Waldrep’s most recent books are a long poem, Testament (BOA Editions, 2015), and a chapbook, Susquehanna (Omnidawn, 2013). With Joshua Corey, he edited The Arcadia Project: North American Postmodern Pastoral (Ahsahta, 2012). His new collection, feast gently, is due out from Tupelo Press in 2018. He lives in Lewisburg, PA, where he teaches at Bucknell University, edits the journal West Branch, and serves as Editor-at-Large for The Kenyon Review.
Margaret Morganroth Gullette: “The One Who Feeds Us All: Old Farmers and Farm Fiction Amid the Global Food Crisis”
Gullette is an internationally known age critic, the author of Ending Ageism, or How Not to Shoot Old People (Rutgers University Press, 2017), and two earlier prize-winning books, Declining to Decline (winner of the Emily Toth Prize for “the best feminist book on American popular culture”) and Agewise (winner of an Eric Hoffer Book Prize). Her essay here, on fiction about old farmers, complements the chapter in Ending Ageism called “Vert-de-Gris: Rescuing the Land Lovers.” Her essays are often cited as notable in Best American Essays. She is a resident scholar at the Women’s Studies Research Center, Brandeis. Follow her on Twitter @gullette_mm.
Corey Van Landingham: “Antebellum”
Van Landingham is the author of Antidote, winner of the 2012 Ohio State University Press/The Journal Award in Poetry, and the recipient of a 2017 National Endowment for the Arts Fellowship and a Wallace Stegner Fellowship from Stanford University. Her work has appeared in Best American Poetry 2014, Boston Review, Kenyon Review, and The New Yorker, among other places. She’s currently a doctoral student in English Literature and Creative Writing at the University of Cincinnati, and a Book Review Editor for Kenyon Review. Find out more at coreyvanlandingham.com.
Taylor Adams: “Five Chapters, In Black”
Adams is a student at the University of Michigan, class of 2020, majoring in Vocal Performance at the School of Music, Theater, and Dance.
Jenny Irish: “Worry”
Irish lives in Arizona where she serves as the Assistant Director of Arizona State University’s Creative Writing Program. She has been previously published in Alaska Quarterly Review, Catapult, Georgia Review, and others. Her first book, Common Ancestor, was published by Black Lawrence Press in 2017. Find out more at jennyirish.com, or follow her on Twitter @jenny___irish.
Sara Schaff: “The Invention of Love”

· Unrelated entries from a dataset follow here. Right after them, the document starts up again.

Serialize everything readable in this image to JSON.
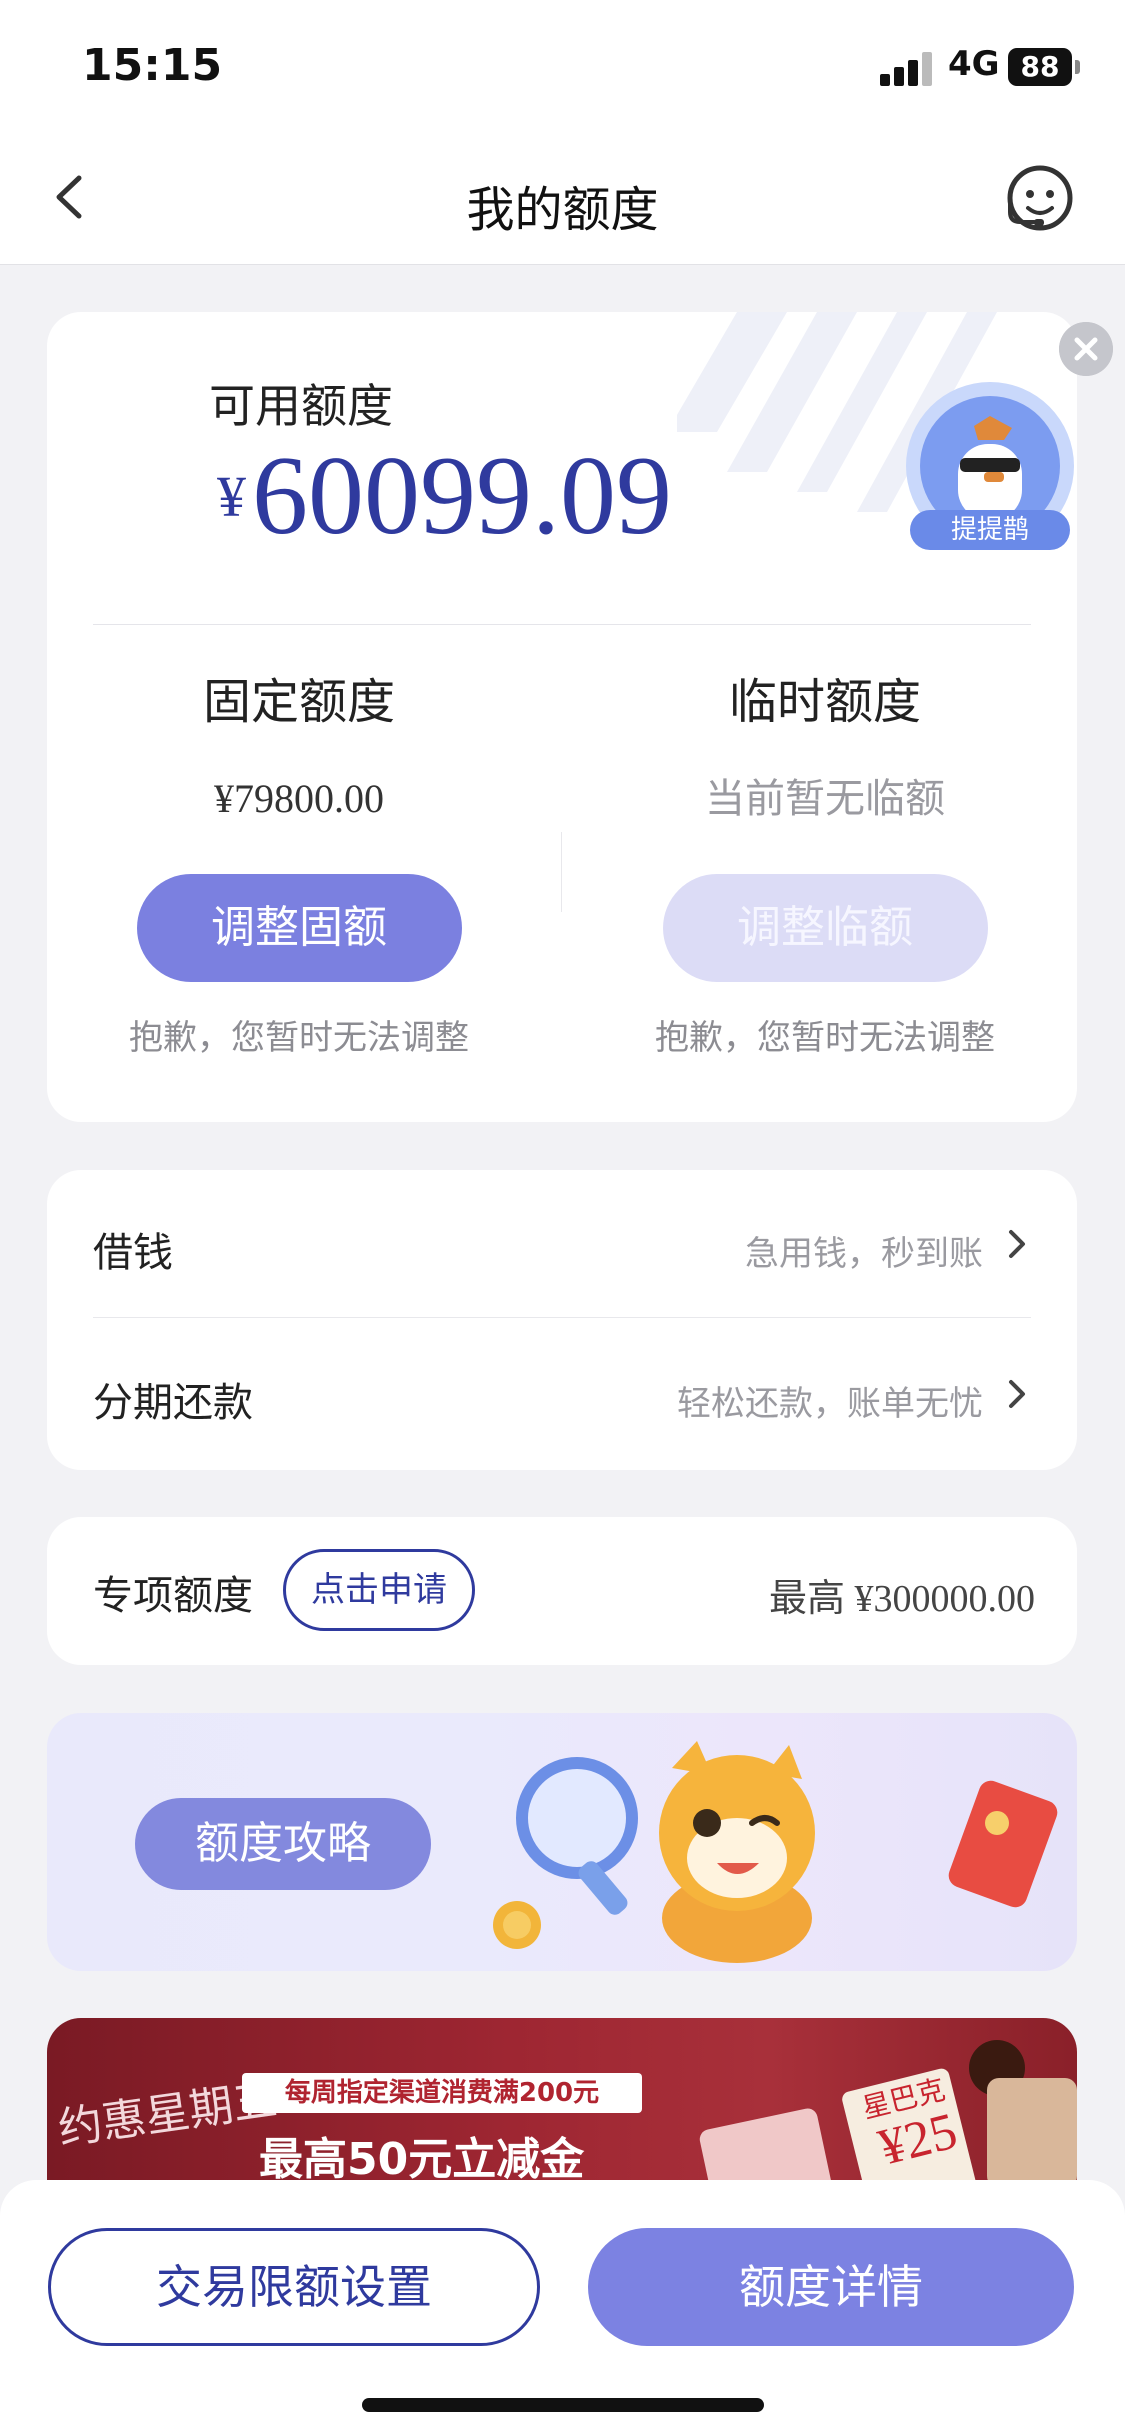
{
  "status_bar": {
    "time": "15:15",
    "network": "4G",
    "battery": "88"
  },
  "nav": {
    "title": "我的额度"
  },
  "quota": {
    "label": "可用额度",
    "currency": "¥",
    "amount": "60099.09",
    "fixed": {
      "title": "固定额度",
      "value": "¥79800.00",
      "button": "调整固额",
      "note": "抱歉，您暂时无法调整"
    },
    "temp": {
      "title": "临时额度",
      "value": "当前暂无临额",
      "button": "调整临额",
      "note": "抱歉，您暂时无法调整"
    },
    "mascot_label": "提提鹊"
  },
  "menu": [
    {
      "label": "借钱",
      "sub": "急用钱，秒到账"
    },
    {
      "label": "分期还款",
      "sub": "轻松还款，账单无忧"
    }
  ],
  "special": {
    "label": "专项额度",
    "apply": "点击申请",
    "max": "最高 ¥300000.00"
  },
  "banner": {
    "button": "额度攻略"
  },
  "promo": {
    "brand": "约惠星期五",
    "tag": "每周指定渠道消费满200元",
    "headline": "最高50元立减金",
    "badge": "¥25",
    "badge_brand": "星巴克"
  },
  "bottom": {
    "left_button": "交易限额设置",
    "right_button": "额度详情"
  },
  "colors": {
    "primary": "#7b80e0",
    "brand_blue": "#2f3a9e",
    "muted": "#9a9aa0"
  }
}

Schaff is the author of Say Something Nice About Me (Augury Books, 2016), a 2017 Next Generation Indie Book Award Finalist for Short Fiction and a CLMP Firecracker Award Finalist in Fiction. Her writing has appeared in LitHub, Joyland, Hobart, Southern Humanities Review, and elsewhere. She teaches creative writing at St. Lawrence University in upstate New York. Find out more at saraschaff.com, or follow her on Twitter @schaff_sara.
Anna Sabat: “Big Sister”

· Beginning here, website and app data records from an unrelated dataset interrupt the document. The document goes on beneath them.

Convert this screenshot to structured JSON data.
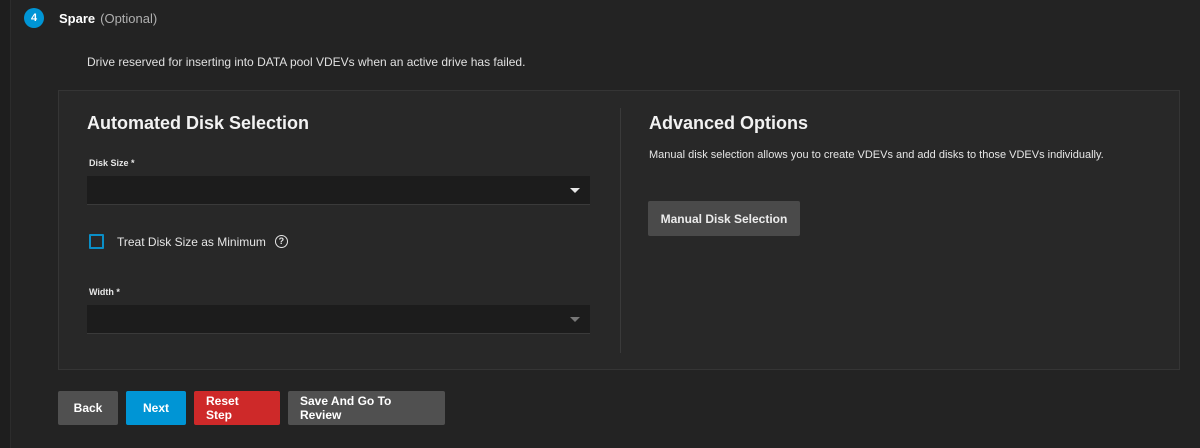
{
  "step": {
    "number": "4",
    "title": "Spare",
    "optional": "(Optional)",
    "description": "Drive reserved for inserting into DATA pool VDEVs when an active drive has failed."
  },
  "automated": {
    "title": "Automated Disk Selection",
    "disk_size_label": "Disk Size *",
    "disk_size_value": "",
    "treat_min_label": "Treat Disk Size as Minimum",
    "treat_min_checked": false,
    "width_label": "Width *",
    "width_value": ""
  },
  "advanced": {
    "title": "Advanced Options",
    "description": "Manual disk selection allows you to create VDEVs and add disks to those VDEVs individually.",
    "manual_button": "Manual Disk Selection"
  },
  "actions": {
    "back": "Back",
    "next": "Next",
    "reset": "Reset Step",
    "review": "Save And Go To Review"
  },
  "colors": {
    "accent": "#0095d5",
    "danger": "#ce2929",
    "background": "#232323"
  }
}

Sabat’s work has appeared in Pif Magazine, Fiction, Podium, and Crescent Review. She is currently working on a collection of interlinked short stories, each of which focuses on a daughter or granddaughter of Holocaust survivors. She lives in New York City.

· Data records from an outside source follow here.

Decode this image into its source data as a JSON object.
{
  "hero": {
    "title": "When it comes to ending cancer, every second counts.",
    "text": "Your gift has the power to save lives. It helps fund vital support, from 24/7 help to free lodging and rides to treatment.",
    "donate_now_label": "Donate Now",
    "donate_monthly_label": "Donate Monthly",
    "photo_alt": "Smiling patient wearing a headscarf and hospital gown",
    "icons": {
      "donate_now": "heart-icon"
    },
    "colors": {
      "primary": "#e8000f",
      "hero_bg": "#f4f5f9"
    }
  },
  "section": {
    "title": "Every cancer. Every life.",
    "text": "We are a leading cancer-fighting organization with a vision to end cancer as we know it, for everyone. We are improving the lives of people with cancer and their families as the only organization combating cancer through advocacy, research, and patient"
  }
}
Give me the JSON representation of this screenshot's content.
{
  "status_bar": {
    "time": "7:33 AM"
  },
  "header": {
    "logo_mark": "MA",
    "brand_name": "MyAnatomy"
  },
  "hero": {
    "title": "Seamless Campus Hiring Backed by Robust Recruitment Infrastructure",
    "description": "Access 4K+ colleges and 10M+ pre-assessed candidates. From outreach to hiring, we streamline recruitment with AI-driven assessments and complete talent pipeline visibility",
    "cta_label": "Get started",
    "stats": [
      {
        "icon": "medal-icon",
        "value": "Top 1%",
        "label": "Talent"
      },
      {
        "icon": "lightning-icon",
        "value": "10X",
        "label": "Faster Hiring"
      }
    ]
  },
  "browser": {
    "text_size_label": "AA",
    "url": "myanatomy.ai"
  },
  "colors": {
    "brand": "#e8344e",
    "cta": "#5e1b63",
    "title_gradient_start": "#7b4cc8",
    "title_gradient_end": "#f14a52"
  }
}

J. Howard Siegal: “Confessions of an Aphrodite Bug”
Siegal writes fiction, nonfiction, music, code, and recipes. He plays barrelhouse piano and pulls occasional stints in world music projects. Currently, he is following up a dystopian folk album with a draft of his first novel. He lives with his wife and two children near Chicago.
Rebecca Townley: “What the Body Told”
Townley was born and raised in Shaker Heights, Ohio. She is currently based in the cloud forest of Monteverde, Costa Rica, where she is at work on a novel.
Marléne Zadig: “Absolute Zero”
Zadig is a born-and-bred Californian. Her short fiction made Longform’s Top 5 List of Best Fiction in 2015 and appears in places like StoryQuarterly, Joyland, Slice, and Green Mountains Review. She’s currently writing a novel about wildfire in the West. Find out more at marlenezadig.com, or follow her on Twitter @MarleneZadig.